Jose Gonzalez, president and CEO of the New York financial institution, acquired a foundation wage of $996,000 very last calendar year and complete pay back of $2.7 million. In 2020, his total shell out was $3.6 million, up from $4.8 million in 2019.

Bank presidents’ reduced pay out in the final two a long time comes as a few Dwelling Financial loan financial institution presidents — in Atlanta, Boston and San Francisco — experienced retirements.

Oversight of the banks’ overall performance and government payment transformed in 1999 with the Gramm-Leach-Bliley Act, which eliminated the necessity that a regulator sign off on bank spend.

Payment for every bank is established by personal lender boards dependent on general performance plans, mentioned Kania Lottie, senior vice president and head of human resources at the Indianapolis bank. Pay out is “fair and comparable” to establishments of a very similar dimensions and function, she said in an electronic mail.

The banking institutions are cooperatives, owned by their users, and each and every financial institution pays dividends that have been lucrative to money institutions, primarily in the course of the low-price environment. But some propose that construction creates odd incentives that warrants even further oversight.

“The Household Mortgage Financial institution Procedure is a marvelous small business model that has outlived its goal,” Hurley said.

Many others query the want for the process to have this sort of a sprawling geographical footprint, which may have built far more feeling when the Residence Loan banking companies were founded 90 yrs back but is largely redundant right now.

“Why do we have 11 banks with payroll and overhead supplying funding to establishments that get funding digitally?” said Gerry Mulligan, a veteran banker and previous director at the Boston financial institution.

However, improvements to the banks’ mission and membership require congressional acceptance, a large lift in an era when number of issues garner considerable bipartisan support. Among the the subject areas an advisory committee could possibly take a look at is irrespective of whether the banks ought to do far more for inexpensive housing and perhaps open up their membership to nonbank property finance loan creditors that dominate property lending.

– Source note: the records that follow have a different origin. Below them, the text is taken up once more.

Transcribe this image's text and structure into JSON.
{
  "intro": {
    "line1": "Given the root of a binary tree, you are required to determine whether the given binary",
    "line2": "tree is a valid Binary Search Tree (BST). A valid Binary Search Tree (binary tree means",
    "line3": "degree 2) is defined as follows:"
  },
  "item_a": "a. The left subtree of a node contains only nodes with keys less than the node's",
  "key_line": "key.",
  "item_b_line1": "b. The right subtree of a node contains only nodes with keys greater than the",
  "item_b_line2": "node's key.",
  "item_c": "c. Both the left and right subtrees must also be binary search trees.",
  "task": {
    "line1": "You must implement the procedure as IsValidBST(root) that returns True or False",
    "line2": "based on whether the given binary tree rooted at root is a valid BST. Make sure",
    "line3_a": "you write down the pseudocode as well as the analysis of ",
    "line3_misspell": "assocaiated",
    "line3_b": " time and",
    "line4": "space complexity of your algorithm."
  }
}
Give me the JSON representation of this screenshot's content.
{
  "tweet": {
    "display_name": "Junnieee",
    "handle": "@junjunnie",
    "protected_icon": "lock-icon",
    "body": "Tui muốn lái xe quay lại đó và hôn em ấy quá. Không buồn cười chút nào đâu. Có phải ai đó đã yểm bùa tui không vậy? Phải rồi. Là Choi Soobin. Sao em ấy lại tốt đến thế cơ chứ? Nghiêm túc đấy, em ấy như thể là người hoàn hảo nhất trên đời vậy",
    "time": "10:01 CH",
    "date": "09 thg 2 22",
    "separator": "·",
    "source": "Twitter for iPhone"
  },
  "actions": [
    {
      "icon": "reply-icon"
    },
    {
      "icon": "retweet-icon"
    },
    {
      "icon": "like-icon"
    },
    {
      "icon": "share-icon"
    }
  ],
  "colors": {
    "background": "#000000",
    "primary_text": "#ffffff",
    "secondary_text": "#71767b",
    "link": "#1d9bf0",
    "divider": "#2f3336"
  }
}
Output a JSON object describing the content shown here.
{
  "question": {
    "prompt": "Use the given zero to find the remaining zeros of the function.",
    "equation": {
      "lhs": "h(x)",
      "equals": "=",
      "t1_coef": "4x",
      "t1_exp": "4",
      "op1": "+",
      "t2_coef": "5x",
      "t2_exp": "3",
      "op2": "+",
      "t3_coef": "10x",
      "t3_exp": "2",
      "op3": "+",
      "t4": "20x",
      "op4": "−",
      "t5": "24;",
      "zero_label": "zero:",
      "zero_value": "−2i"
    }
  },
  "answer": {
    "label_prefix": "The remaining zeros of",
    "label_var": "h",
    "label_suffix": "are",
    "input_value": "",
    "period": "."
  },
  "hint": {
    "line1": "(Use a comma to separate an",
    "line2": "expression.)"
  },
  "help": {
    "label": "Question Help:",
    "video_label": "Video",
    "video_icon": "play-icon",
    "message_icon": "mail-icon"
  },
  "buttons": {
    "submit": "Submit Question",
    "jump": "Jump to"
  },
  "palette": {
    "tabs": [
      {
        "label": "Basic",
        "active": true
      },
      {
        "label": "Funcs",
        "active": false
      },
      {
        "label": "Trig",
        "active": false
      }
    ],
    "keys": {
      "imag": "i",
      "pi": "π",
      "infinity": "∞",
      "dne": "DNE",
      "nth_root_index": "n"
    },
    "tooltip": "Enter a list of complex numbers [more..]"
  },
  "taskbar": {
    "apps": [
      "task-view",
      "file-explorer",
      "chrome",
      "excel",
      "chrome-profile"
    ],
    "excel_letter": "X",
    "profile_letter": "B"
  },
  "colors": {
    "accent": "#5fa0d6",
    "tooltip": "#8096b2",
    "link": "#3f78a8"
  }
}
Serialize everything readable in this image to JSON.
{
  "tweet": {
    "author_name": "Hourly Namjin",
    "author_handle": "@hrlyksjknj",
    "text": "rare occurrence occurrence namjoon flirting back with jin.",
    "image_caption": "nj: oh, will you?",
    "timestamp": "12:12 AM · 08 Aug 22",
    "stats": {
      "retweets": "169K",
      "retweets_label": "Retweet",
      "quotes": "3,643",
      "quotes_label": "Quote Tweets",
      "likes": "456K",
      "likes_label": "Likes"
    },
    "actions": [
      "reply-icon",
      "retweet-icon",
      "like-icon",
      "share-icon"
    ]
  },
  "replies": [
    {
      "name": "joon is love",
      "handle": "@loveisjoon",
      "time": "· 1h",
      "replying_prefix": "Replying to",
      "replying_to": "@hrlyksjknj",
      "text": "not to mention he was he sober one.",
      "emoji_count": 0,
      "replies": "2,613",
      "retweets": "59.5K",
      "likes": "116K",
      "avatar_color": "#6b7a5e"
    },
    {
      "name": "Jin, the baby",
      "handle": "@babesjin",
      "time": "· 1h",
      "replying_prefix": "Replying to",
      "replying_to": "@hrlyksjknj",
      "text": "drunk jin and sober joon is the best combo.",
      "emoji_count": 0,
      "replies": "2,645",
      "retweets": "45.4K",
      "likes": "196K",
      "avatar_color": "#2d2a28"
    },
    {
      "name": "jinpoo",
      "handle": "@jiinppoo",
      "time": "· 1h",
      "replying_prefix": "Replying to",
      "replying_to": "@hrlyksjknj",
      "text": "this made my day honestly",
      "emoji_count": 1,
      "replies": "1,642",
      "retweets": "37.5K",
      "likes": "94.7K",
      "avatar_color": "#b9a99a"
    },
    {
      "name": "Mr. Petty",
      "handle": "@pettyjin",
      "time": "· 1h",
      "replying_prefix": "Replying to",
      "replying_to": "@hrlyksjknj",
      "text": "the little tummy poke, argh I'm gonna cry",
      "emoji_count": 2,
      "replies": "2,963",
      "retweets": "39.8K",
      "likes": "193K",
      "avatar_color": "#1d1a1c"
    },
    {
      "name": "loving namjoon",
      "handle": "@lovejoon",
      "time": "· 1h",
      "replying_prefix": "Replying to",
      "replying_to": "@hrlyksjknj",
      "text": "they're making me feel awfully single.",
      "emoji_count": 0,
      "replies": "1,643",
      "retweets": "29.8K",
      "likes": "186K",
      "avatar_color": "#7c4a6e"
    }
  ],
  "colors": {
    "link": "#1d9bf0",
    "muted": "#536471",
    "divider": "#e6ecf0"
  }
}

“They are critically essential and underutilized as instruments for housing due to the fact their membership is limited,” said Dave Stevens, CEO of Mountain Lake Consulting and a previous commissioner of the Federal Housing Administration and former head of the Mortgage Bankers Association.

Lawmakers also have called for the banking companies to raise investments in cost-effective housing and, possibly, other locations this sort of as modest business financial loans. Sen. Catherine Cortez Masto, D-Nev., introduced a invoice past yr that would double the banks’ investments in economical housing to 20% of their web income, up from the present 10% mandate.

Mulligan claimed the Residence Personal loan banks’ rationale for existence turned outdated in the 1970s when mortgages were initially packaged and sold into mortgage loan-backed securities. The liquidity designed by MBS has extended eroded the initial objective of the financial institutions.

“In 2022, should really the U.S. federal government be concerned about subsidizing market-rate housing?” Mulligan explained.

Critics count on pushback from the banking institutions on their own on the formation of an advisory committee. Though Thompson was noncommittal, she mentioned that stakeholders have not been shy about the will need for extra scrutiny.

“Transparency is fairly important, it’s pretty critical,” Thompson stated. “Public input and stakeholder enter is really crucial mainly because each determination we make impacts loads of distinctive stakeholders. In advance of we make guidelines I seriously like to know who’s concerned, how’s it going to be impacted? And then we can make a a lot more fulsome determination. And that’s one of the great items about operating with so numerous stakeholders. They’re not fearful to convey to you their thoughts.”